Catch Pop Aye this weekend while you can

If you're wondering what to do this weekend, here's a simple suggestion: Watch Pop Aye.

That's the title of a movie by Singapore writer-director Kirsten Tan that has won major film awards including the Special Jury Prize for screenwriting at the prestigious Sundance Film Festival.

I had supported it online and cheered news about it - from the time I saw it on my Facebook feed, to the time trailer videos appeared, and then as news of its awards broke.

There's a special thrill when a Singaporean's artistic efforts win recognition. I mean, Singapore is lucky to top in rankings of many things (math and science performance by students; as a talent magnet for start-ups and sadly, some cost of living rankings), but I only get that triumphant "Yay, well-done!" feeling when I read about Singaporeans winning things we shouldn't expect to win, like Olympic swimming competitions, or indoor skydiving, or making a movie about an elephant in Thailand.

Kirsten (we're Facebook friends) kindly sent me tickets for the gala premiere and I saw it last week with a friend.

I went partly to support a local film-maker, and partly because the premise of the film was intriguing: a road trip movie with an elephant.

I'm writing to tell everyone to go watch it because it's, quite simply, a terrific movie that spoke to me.

At one level, it's a movie about a man who wanted to atone for a childhood error by rescuing an elephant from a performing circus type of life, and escorting it back to a sanctuary.


At another level, it's a road trip movie, about a peripetatic journey from Bangkok through its rural outskirts, replete with a kind, eccentric and transgender prostitute. As my colleague John Lui, the film critic, said: "It is the storytelling that makes this work stand apart. Events that occur in the first part of the film are resolved in the second; Tan's arcs have a beginning, a middle and an end. This is not only satisfying, but also shows respect for the viewer."

I'm not a movie buff. But as a former literature student, I'm a sucker for a good story with realistic, interesting characters.

I especially like stories that appear to be simple fables, but that speak to our human condition in all its complexity.

Pop Aye is one of those stories.

The tale of a man who tries to walk his elephant home is also a story of a man in mid-life transition who is driven away from home by a niggling sense of unhappiness as his ordered world crashes around him.

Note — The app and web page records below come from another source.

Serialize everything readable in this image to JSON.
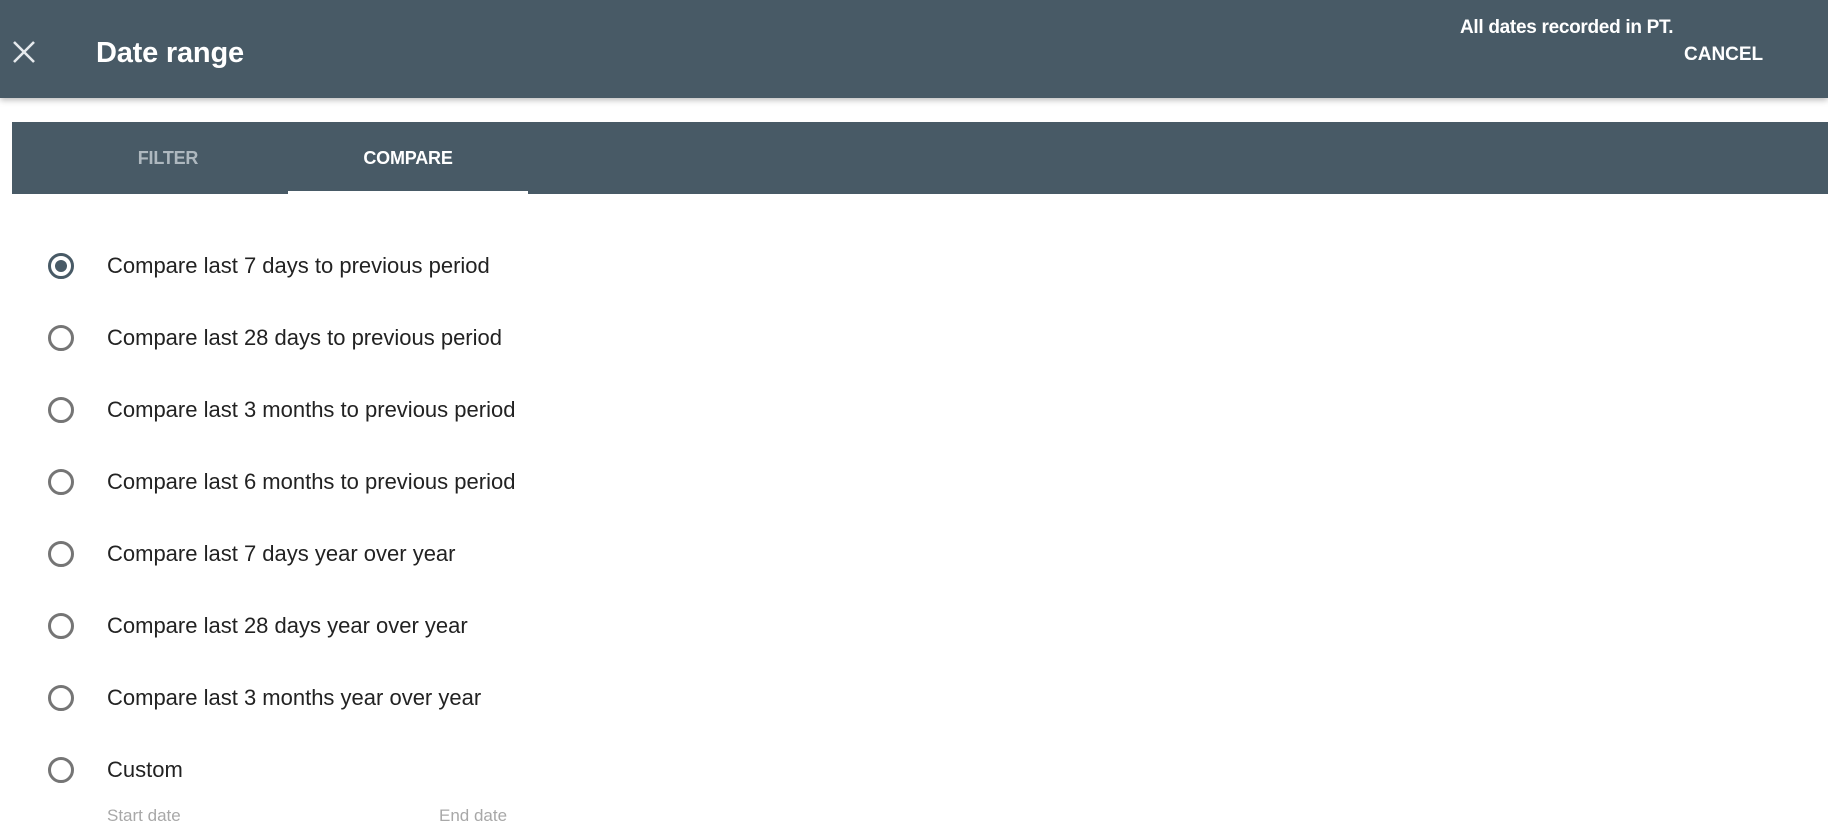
{
  "header": {
    "close_icon": "close-icon",
    "title": "Date range",
    "timezone_note": "All dates recorded in PT.",
    "cancel_label": "CANCEL"
  },
  "tabs": [
    {
      "label": "FILTER",
      "active": false
    },
    {
      "label": "COMPARE",
      "active": true
    }
  ],
  "compare_options": [
    {
      "label": "Compare last 7 days to previous period",
      "selected": true
    },
    {
      "label": "Compare last 28 days to previous period",
      "selected": false
    },
    {
      "label": "Compare last 3 months to previous period",
      "selected": false
    },
    {
      "label": "Compare last 6 months to previous period",
      "selected": false
    },
    {
      "label": "Compare last 7 days year over year",
      "selected": false
    },
    {
      "label": "Compare last 28 days year over year",
      "selected": false
    },
    {
      "label": "Compare last 3 months year over year",
      "selected": false
    },
    {
      "label": "Custom",
      "selected": false
    }
  ],
  "custom": {
    "start_date_placeholder": "Start date",
    "end_date_placeholder": "End date"
  },
  "colors": {
    "header_bg": "#485a66",
    "tab_inactive_text": "#aeb8bf",
    "radio_selected": "#485a66",
    "radio_unselected": "#757575"
  }
}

His career is sliding and his wife appears repulsed by him. In Jung's term, his anima/animus is stirring; and he feels an urge to journey to find himself.

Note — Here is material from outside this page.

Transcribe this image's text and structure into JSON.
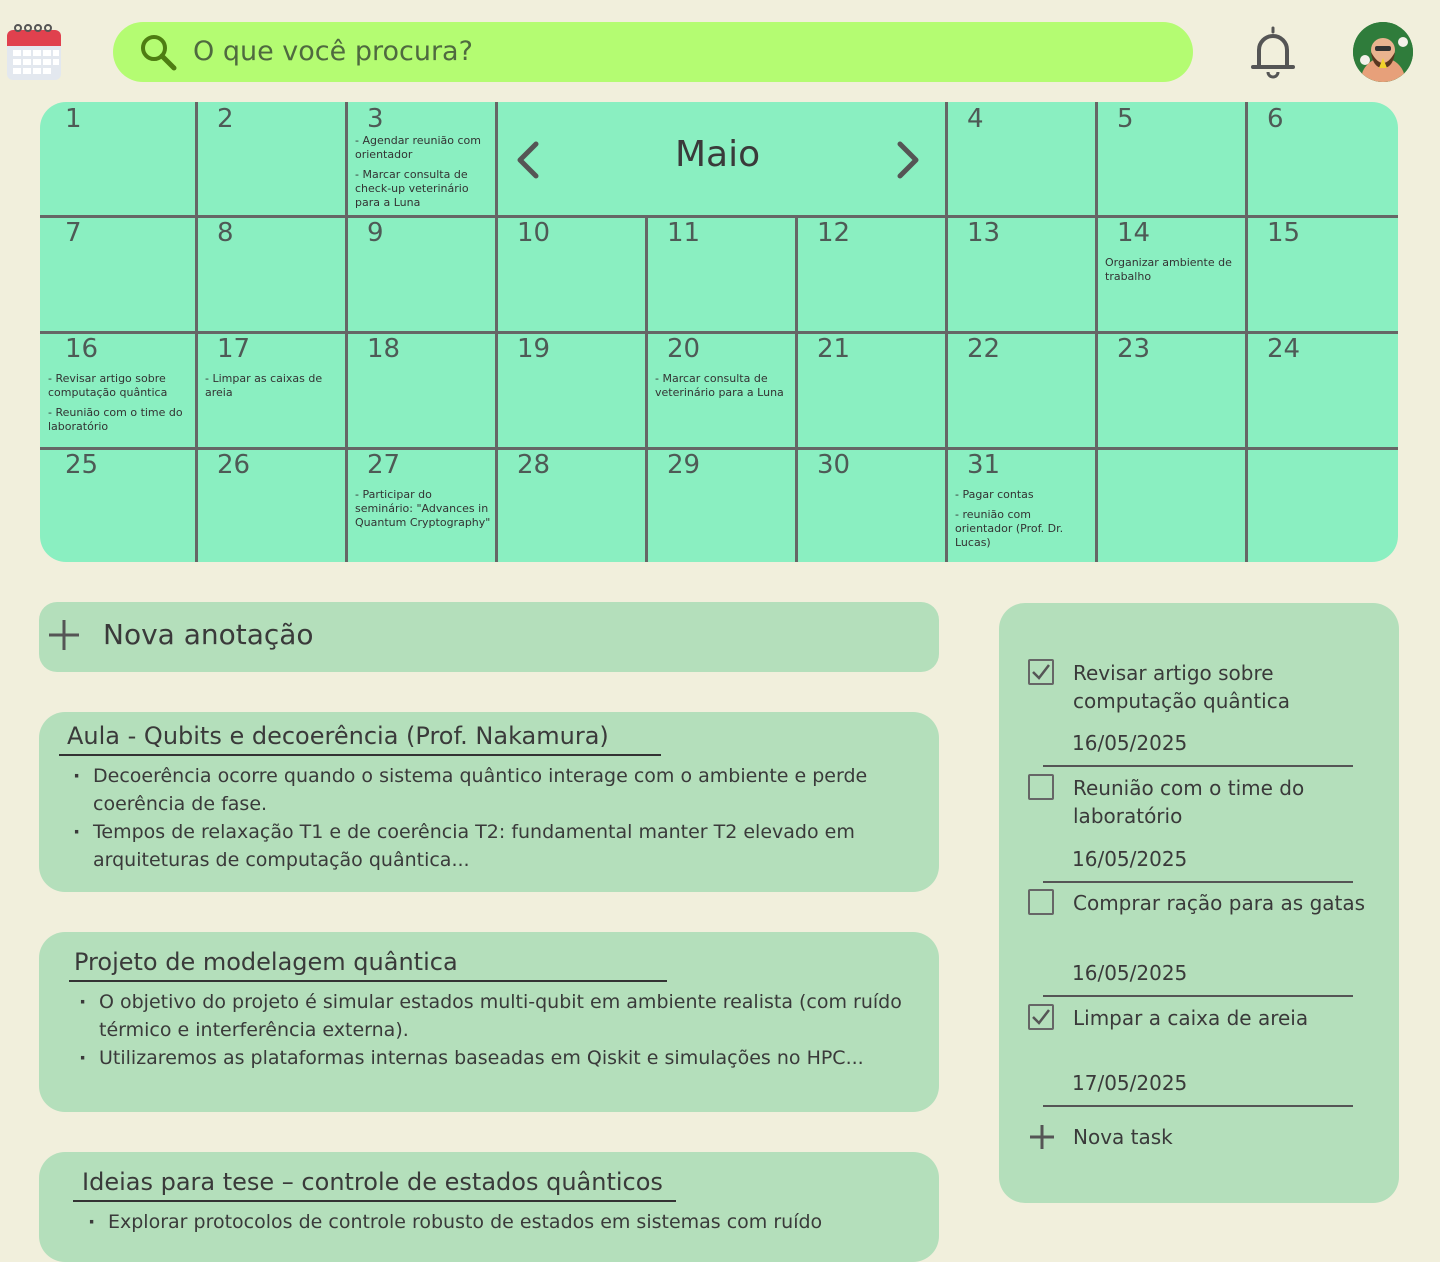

Like every epic hero, he journeys to discover himself - and grows as a result, coming up smack against his own illusions.

Every student of myth knows that the journey outwards to seek truth and meaning, always coils back inwards to the self.

And so it is with Pop Aye.

The story of mid-life transition, and the journey outwards that ends where it begins, spoke to me.

In the last decade, I too have felt the stirrings of discontent with a life that appears, externally at least, satisfying, interesting, even exciting.

At 48, with some bank savings, my parents having long passed on, and no children, I have no financial dependants. I have lately felt an urge to return to my creative roots. I have always been a writer, populating notebooks with names of characters and inventing tales and ties that weave them together.

In my late teens, I wrote poetry.

In my 20s, I wrote fiction. Then I became a journalist and got stuck writing prose and news articles for 25 years.

Some days, I dream of spending a year, or two, honing the craft and writing something that is not a news article, not concerned with geopolitical or social issues, but to do with matters of the heart and soul.

Some days, I dream of spending time in some far away orphanage, devoting my life to loving underloved children.

On other days, I think I'll give up this job - which I actually rather love even after 26 years, with its rich mix of intellectual stimulation and social interactions - and work in some other company for a change of scenery.

When I'm feeling spiritual - this is Easter after all - I think of doing a theology course and spending time reading, reflecting, writing on the spiritual life, and accompanying people on their spiritual journeys. Oh and being engaged in one myself too, of course.

And after all that time-pathing, like Thana and his elephant, I return to where I began: sitting in front of my office computer, writing, as a journalist.

One day, perhaps, I will do a Pop Aye and walk my metaphorical elephant round the country, if only to return to where I started. For now, I'll just remember his example.

As for you, I hope many of you will make time to catch Pop Aye.

This weekend, it's showing at The Projector and four Golden Village cinemas - Suntec City, Vivocity, Plaza and Yishun.

You know Singapore movie-distributors. If the theatres aren't filled up, Pop Aye will be passed over soon and you won't be able to watch it on the big screen.

Don't say I bojio.